The Ministry of Agriculture Water and Forestry (MAWF) has stepped in to assist hundreds of farmers affected by the outbreak of bollworms that are feeding on immature mahangu grains.

The attack was discovered last week by famers in the regions of Oshikoto, Oshana, Omusati and Ohangwena, and some already fear poor harvest and asked for the government’s intervention. So far the Oshana Region is the hardest hit with the Okaku, Okatjali, Ondangwa, Uukwiyuushona and Ongwediva constituencies worst off. Agricultural technicians and assistants in the MAWF are now hard at work aising farmers in villages to try and use the traditional and biological methods to control the worms. Josua Antonio, one of the agricultural technicians, maintains that the use of pesticide which most famers were asking for can be harmful to the ecosystem. He adds that after officials met and educated the farmers about the negative impact that comes with the use of pesticide, most farmers opted to use biological ways to control the worms, and so far there are only two farmers who have agreed to the use of pesticide.

“If you use pesticide on your field, nobody should walk in there for sometime and people cannot consume any produce from that field for at least a month, and this time is a critical time when people are supposed to be consuming watermelon, traditional spinach and beans among others,” explains Antonio.

He further maintains that the use of pesticide can be dangerous to children who may steal and eat watermelons from mahangu fields.

Lucia Iipinge, Agricultural Technician in the MAWF, says although she has never seen the bollworms before, elders in the villages says they have many years ago and used some traditional ways to control them.

Other means of controlling the worms include allowing birds and chickens to feed on the worms, hand picking and shacking them off the crops.

“Our people love chasing the birds away from mahangu fields or killing the birds, but the birds are feeding off the worms. We should let the birds be,” says Iipinge.

He adds that the bollworms breed thousands of eggs inside the head of an immature millet, and the little worms would start feeding from inside.

Wilhelmina Gideon from Okaku village in Oshana region noticed the worms covering the mahangu crops last week. Gideon’s family then started to collect plastic bags filled with the worms and burned them, but the method did not prove to be very successful.

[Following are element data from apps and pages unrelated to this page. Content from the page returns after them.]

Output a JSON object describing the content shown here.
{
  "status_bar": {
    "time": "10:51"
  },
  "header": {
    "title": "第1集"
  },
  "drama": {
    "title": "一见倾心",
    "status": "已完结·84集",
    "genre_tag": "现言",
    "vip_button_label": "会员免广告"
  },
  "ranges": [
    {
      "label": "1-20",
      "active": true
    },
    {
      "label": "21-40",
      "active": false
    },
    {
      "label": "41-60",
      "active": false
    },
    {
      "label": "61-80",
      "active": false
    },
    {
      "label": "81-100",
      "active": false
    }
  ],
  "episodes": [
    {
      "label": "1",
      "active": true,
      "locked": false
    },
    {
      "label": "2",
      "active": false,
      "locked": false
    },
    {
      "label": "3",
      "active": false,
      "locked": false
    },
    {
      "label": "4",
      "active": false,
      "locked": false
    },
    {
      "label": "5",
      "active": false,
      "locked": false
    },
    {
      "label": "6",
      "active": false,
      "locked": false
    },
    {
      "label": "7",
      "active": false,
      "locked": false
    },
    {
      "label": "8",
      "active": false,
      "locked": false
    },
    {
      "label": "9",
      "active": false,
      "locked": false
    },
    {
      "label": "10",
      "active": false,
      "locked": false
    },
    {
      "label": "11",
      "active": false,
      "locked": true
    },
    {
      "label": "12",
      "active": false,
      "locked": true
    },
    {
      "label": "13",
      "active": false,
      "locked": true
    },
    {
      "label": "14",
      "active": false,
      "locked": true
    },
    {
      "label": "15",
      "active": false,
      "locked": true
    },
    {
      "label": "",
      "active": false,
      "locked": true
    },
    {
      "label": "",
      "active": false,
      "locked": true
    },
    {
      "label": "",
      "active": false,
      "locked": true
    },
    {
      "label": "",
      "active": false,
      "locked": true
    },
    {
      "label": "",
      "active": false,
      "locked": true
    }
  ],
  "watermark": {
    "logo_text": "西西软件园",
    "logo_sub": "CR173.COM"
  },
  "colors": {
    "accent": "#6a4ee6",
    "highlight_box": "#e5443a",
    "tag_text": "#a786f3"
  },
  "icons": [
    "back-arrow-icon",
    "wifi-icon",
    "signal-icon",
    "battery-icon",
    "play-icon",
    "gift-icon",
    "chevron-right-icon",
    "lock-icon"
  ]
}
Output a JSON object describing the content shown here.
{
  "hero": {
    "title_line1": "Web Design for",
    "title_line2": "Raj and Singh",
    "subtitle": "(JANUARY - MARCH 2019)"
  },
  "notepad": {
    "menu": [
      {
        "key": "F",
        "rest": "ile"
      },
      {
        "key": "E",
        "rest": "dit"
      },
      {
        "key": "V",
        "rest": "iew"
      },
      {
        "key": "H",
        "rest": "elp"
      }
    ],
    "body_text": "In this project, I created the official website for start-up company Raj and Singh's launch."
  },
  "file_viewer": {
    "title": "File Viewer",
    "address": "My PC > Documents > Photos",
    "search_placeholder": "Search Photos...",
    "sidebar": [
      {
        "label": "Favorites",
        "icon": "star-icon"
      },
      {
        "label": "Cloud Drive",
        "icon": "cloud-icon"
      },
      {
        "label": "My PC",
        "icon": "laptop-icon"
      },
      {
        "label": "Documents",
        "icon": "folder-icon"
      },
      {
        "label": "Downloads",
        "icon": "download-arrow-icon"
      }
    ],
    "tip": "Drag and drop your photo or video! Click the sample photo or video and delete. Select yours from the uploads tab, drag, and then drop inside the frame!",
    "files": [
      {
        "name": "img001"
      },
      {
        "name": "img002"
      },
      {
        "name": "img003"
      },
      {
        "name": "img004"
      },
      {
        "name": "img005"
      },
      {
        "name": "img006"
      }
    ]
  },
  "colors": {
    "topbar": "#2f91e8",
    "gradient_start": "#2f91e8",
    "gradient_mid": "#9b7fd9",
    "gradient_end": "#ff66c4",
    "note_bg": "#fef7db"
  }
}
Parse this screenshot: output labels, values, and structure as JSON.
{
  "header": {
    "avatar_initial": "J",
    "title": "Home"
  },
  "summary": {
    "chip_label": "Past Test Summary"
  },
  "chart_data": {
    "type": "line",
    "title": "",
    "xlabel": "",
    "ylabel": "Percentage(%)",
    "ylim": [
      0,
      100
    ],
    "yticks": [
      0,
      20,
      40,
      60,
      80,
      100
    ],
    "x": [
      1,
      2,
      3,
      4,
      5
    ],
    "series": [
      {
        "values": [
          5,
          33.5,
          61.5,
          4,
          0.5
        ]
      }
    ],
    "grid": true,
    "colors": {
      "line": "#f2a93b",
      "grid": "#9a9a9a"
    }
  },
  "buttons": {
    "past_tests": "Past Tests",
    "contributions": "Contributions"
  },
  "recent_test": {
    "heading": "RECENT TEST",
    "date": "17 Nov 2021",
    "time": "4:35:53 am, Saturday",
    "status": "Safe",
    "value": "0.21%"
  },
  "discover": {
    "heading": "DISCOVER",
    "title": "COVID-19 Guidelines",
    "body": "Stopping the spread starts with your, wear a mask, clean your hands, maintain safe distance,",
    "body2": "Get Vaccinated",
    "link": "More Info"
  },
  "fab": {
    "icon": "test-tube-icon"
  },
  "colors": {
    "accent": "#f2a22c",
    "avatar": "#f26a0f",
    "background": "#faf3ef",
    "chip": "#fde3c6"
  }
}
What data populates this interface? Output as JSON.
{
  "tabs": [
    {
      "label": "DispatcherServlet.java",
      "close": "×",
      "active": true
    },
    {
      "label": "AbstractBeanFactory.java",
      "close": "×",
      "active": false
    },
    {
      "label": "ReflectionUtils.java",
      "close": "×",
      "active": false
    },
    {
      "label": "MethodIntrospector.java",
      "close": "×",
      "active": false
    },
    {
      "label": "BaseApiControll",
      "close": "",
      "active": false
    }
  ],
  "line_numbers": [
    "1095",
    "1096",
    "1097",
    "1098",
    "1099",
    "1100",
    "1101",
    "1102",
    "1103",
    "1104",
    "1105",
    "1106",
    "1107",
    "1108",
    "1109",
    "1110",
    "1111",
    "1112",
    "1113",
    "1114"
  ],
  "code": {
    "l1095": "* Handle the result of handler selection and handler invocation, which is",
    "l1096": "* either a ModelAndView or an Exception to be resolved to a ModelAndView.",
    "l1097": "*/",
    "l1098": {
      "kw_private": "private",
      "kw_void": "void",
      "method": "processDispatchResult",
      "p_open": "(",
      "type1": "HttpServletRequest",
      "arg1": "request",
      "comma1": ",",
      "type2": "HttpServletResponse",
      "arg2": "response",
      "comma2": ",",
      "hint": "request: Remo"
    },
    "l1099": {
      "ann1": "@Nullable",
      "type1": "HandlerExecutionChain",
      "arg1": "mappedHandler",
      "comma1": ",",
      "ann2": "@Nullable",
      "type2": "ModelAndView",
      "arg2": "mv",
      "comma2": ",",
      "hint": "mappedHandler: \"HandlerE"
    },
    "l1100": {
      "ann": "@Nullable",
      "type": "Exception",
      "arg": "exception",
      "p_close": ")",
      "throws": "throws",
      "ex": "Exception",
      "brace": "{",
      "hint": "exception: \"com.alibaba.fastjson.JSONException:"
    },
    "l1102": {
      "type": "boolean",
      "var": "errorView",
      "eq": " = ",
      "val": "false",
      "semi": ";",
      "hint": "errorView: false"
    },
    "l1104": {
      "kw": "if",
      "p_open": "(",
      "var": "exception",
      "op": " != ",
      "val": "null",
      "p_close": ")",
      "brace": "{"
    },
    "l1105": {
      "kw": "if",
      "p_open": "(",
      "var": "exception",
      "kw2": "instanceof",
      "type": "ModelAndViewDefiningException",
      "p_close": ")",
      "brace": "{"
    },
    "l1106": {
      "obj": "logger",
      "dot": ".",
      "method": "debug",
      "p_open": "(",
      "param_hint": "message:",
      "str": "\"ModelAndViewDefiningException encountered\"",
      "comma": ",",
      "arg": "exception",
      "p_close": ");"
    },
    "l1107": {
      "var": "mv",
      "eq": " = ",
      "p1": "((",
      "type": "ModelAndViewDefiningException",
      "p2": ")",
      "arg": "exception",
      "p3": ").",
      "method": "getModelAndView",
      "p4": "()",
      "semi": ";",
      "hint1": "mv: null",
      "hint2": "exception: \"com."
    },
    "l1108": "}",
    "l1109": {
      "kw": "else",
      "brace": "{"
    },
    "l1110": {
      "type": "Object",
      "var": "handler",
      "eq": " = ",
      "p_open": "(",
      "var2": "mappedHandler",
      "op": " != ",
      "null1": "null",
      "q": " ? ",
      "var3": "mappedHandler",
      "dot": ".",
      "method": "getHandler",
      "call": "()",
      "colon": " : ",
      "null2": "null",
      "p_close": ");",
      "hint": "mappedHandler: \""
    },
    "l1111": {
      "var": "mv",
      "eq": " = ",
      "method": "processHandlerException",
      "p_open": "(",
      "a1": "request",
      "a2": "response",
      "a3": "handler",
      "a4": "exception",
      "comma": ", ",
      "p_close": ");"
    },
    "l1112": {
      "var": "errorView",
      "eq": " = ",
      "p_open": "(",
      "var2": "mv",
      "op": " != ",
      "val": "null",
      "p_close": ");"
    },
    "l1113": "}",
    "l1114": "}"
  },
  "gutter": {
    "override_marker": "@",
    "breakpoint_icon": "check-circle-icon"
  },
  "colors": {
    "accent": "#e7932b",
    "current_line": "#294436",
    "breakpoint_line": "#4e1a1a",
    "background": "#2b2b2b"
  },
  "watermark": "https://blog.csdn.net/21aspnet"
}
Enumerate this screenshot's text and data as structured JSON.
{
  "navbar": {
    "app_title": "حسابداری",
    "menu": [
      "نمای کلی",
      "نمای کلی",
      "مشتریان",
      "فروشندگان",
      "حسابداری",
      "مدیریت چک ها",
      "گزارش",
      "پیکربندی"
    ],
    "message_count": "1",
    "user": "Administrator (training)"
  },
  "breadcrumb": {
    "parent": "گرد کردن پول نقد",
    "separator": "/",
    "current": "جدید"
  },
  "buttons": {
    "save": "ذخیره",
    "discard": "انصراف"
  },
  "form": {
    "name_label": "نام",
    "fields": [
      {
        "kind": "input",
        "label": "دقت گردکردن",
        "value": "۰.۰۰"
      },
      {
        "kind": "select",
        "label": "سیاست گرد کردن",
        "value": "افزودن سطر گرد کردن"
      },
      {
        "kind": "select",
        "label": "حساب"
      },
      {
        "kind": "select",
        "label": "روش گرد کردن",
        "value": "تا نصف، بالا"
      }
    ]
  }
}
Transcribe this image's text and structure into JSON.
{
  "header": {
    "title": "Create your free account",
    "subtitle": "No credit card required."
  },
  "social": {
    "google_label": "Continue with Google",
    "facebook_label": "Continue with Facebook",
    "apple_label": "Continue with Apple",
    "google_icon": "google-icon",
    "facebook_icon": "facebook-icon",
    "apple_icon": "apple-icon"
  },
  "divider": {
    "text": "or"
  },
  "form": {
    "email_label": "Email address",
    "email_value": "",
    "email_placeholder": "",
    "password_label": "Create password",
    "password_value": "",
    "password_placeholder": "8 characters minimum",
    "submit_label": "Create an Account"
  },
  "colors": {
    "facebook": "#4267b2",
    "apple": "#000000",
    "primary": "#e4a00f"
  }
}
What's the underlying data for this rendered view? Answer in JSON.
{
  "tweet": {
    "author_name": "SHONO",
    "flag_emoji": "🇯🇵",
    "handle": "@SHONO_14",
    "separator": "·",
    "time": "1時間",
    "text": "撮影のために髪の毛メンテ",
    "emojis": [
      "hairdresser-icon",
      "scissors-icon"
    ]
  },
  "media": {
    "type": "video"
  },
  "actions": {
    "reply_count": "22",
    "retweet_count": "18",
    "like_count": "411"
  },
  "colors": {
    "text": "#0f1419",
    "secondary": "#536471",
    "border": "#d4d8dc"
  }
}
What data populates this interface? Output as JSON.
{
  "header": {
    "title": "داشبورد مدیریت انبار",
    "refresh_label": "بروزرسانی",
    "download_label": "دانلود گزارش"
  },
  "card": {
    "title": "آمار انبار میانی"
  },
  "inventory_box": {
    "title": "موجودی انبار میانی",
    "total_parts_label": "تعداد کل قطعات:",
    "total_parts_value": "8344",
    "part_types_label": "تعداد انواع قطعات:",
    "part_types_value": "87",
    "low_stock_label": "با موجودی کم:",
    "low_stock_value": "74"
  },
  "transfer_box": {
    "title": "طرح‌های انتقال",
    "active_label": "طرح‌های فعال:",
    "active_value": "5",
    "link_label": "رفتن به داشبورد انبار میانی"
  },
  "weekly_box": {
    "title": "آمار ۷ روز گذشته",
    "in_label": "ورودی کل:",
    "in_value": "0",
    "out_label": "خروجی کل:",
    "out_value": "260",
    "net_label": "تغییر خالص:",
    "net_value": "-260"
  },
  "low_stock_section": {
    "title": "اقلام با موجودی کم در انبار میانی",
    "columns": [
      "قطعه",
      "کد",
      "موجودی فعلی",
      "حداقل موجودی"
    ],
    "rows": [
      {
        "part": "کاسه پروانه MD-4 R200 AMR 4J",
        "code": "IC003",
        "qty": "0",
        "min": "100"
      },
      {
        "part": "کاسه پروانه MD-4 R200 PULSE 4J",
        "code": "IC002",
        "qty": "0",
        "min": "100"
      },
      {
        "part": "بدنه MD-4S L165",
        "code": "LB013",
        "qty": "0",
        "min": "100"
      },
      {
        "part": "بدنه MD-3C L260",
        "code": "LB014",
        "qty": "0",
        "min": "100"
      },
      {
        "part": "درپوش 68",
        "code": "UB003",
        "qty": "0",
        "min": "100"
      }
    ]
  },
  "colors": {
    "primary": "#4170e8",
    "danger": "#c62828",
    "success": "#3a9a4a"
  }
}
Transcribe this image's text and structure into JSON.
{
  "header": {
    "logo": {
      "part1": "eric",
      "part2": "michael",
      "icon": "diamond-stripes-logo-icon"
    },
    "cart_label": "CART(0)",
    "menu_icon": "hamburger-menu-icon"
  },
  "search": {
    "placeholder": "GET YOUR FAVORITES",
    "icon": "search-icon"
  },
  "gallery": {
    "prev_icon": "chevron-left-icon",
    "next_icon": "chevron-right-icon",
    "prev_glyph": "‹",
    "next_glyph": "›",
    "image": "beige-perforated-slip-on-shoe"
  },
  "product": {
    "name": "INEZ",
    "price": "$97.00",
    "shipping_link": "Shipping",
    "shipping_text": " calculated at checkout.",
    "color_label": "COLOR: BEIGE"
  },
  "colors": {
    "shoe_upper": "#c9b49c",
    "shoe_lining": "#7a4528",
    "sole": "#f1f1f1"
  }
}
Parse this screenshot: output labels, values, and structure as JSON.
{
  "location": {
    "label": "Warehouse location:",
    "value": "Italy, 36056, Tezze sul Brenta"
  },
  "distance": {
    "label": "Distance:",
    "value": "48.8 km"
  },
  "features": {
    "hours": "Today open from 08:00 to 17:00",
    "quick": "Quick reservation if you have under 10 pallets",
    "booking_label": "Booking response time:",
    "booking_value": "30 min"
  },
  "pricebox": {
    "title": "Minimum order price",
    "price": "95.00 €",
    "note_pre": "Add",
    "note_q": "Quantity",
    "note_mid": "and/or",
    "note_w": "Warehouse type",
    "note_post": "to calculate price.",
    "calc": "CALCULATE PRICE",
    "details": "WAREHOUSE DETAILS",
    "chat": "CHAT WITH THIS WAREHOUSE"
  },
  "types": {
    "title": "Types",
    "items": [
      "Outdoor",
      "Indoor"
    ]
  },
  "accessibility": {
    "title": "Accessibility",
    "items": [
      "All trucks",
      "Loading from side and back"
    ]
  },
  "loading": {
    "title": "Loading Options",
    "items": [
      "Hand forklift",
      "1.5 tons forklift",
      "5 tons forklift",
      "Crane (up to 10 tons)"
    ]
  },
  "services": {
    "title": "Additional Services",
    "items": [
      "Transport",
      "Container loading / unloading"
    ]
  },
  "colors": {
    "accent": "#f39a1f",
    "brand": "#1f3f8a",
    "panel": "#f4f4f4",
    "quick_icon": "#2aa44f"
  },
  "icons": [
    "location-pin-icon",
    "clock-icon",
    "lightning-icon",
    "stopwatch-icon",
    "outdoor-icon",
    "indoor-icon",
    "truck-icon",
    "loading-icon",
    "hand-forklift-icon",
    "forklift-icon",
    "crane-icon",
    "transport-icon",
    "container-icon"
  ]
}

Good rains received during March resulted in good crops and the prospects of equally good harvests, but the outbreak of bollworms has put a damper on the expectations.

“These worms are increasing every day. If you come here in the morning you’ll realise that the crops heads are covered, but they disappear as the sun rises,” explains meme Anna Ashikoto from Oluhwa village, also in the Oshana region.

Meekulu Anna Fillemon, also an elderly from the same village, says she has saw the bollworm or similar worms many years ago, but the worms were not as many as the current ones.She adds that villagers used to control the worms by digging trapping channels around the mahangu fields, and by hand picking and burning the worms and it worked.

Source : New Era